* **Instructions to follow**: Whenever a line carries the word "brightness", pull it out of the entries.

Data extracted from a collection
Content starts
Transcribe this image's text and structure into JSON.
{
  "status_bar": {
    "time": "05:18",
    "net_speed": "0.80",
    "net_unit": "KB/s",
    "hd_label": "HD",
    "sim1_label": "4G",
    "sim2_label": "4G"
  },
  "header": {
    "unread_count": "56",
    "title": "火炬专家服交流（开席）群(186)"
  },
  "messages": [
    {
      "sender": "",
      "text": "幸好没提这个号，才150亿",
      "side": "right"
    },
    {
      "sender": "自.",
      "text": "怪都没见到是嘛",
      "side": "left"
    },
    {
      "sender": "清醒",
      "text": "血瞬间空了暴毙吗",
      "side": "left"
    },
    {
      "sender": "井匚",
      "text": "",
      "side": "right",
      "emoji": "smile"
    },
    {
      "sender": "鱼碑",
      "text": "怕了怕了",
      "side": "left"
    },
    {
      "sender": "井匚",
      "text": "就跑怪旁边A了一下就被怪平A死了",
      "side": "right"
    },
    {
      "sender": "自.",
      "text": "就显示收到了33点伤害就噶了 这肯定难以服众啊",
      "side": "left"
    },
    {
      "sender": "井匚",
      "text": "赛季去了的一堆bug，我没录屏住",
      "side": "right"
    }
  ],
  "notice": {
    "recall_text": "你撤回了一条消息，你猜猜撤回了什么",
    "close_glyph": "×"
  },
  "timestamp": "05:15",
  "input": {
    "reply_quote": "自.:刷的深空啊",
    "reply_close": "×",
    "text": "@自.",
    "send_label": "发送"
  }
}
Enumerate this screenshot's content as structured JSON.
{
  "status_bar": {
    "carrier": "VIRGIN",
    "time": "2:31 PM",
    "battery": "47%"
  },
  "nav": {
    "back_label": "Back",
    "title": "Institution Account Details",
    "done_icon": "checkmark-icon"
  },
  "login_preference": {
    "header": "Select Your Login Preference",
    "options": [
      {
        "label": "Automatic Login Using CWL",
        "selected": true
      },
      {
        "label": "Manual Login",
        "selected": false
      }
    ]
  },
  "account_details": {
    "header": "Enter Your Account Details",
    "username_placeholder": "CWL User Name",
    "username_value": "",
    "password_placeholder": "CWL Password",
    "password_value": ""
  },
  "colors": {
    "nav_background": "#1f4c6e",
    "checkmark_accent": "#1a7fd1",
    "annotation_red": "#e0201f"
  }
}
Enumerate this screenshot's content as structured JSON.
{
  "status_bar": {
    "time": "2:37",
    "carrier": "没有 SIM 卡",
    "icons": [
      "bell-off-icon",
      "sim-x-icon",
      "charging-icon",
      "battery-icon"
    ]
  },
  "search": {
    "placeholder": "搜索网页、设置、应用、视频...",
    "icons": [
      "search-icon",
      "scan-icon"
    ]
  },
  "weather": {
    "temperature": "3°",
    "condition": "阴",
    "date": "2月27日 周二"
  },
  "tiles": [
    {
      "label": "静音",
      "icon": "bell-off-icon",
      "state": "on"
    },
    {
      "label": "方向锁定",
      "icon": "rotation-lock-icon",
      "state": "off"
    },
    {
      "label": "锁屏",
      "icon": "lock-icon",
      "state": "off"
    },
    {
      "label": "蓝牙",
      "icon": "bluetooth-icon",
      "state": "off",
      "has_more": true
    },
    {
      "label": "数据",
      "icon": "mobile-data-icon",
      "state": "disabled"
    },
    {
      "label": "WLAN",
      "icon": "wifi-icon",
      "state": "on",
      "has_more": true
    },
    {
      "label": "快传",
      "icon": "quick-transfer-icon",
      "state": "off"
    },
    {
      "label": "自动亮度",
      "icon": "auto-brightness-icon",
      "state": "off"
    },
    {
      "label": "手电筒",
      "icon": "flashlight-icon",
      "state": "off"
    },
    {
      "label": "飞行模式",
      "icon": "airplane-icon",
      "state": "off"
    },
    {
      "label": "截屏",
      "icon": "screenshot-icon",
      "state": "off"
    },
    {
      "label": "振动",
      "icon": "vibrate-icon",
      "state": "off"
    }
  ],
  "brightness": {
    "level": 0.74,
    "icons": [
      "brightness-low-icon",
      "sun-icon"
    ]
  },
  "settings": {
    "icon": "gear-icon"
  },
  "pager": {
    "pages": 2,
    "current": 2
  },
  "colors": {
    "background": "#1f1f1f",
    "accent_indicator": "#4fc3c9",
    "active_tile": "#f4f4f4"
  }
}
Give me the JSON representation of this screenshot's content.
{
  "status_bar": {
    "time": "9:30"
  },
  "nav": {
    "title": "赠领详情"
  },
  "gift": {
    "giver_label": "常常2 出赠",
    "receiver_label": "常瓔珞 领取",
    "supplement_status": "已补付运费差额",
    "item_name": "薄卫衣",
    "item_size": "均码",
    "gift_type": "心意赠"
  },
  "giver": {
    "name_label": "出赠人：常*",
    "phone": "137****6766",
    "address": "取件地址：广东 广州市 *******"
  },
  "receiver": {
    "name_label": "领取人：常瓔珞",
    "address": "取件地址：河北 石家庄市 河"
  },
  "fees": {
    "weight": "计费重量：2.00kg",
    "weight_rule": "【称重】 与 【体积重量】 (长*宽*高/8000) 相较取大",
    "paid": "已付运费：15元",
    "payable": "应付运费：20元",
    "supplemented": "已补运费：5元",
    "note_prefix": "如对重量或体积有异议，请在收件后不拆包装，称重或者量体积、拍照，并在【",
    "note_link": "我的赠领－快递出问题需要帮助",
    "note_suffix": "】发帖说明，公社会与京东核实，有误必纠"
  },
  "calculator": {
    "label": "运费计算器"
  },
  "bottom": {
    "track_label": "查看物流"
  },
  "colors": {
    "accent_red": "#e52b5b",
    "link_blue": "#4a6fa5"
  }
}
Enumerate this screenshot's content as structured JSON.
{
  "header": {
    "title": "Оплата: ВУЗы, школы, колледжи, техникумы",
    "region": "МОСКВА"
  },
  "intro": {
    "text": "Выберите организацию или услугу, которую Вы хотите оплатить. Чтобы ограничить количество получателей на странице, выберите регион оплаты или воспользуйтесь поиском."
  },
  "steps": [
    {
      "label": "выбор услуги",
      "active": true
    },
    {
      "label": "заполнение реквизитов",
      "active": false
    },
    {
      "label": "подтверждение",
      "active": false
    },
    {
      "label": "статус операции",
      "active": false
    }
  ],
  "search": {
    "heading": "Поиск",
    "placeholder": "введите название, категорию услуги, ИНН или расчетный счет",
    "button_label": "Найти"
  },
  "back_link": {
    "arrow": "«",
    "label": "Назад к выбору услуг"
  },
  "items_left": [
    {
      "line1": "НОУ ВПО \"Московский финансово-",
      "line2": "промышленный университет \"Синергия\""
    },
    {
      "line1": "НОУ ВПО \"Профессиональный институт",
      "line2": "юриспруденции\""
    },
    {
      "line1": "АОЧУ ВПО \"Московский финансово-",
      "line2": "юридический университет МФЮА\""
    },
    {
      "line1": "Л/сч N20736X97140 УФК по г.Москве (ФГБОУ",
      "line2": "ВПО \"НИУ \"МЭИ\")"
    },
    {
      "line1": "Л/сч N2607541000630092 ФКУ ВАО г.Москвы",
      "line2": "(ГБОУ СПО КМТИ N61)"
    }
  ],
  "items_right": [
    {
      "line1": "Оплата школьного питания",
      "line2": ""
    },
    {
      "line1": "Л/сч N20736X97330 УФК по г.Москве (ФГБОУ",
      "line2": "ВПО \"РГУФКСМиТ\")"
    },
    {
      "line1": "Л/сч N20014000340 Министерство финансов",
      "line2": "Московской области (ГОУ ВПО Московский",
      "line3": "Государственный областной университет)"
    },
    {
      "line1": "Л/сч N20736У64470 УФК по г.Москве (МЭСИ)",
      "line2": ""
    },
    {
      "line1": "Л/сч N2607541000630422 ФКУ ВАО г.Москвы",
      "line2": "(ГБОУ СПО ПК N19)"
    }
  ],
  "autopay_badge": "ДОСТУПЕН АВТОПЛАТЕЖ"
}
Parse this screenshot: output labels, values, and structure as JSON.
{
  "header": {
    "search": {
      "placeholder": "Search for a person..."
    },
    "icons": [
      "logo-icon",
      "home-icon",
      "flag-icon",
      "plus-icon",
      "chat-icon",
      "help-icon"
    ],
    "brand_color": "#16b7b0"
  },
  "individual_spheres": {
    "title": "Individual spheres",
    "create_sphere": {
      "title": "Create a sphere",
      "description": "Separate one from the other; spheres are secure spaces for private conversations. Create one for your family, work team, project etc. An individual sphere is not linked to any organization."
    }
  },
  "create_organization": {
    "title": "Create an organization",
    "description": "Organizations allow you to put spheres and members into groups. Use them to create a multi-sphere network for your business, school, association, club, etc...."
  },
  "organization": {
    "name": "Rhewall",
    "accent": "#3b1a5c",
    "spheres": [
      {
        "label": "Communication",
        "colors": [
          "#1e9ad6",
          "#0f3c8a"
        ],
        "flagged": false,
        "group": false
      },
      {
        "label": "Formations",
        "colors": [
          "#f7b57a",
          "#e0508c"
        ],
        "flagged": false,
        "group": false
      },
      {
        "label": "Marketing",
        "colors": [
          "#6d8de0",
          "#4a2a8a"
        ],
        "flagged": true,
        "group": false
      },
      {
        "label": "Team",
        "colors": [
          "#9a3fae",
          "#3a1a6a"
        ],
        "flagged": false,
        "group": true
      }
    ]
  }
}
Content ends
* **Solution for this exercise**:
      "icon": "auto-brightness-icon",
  "brightness": {
      "brightness-low-icon",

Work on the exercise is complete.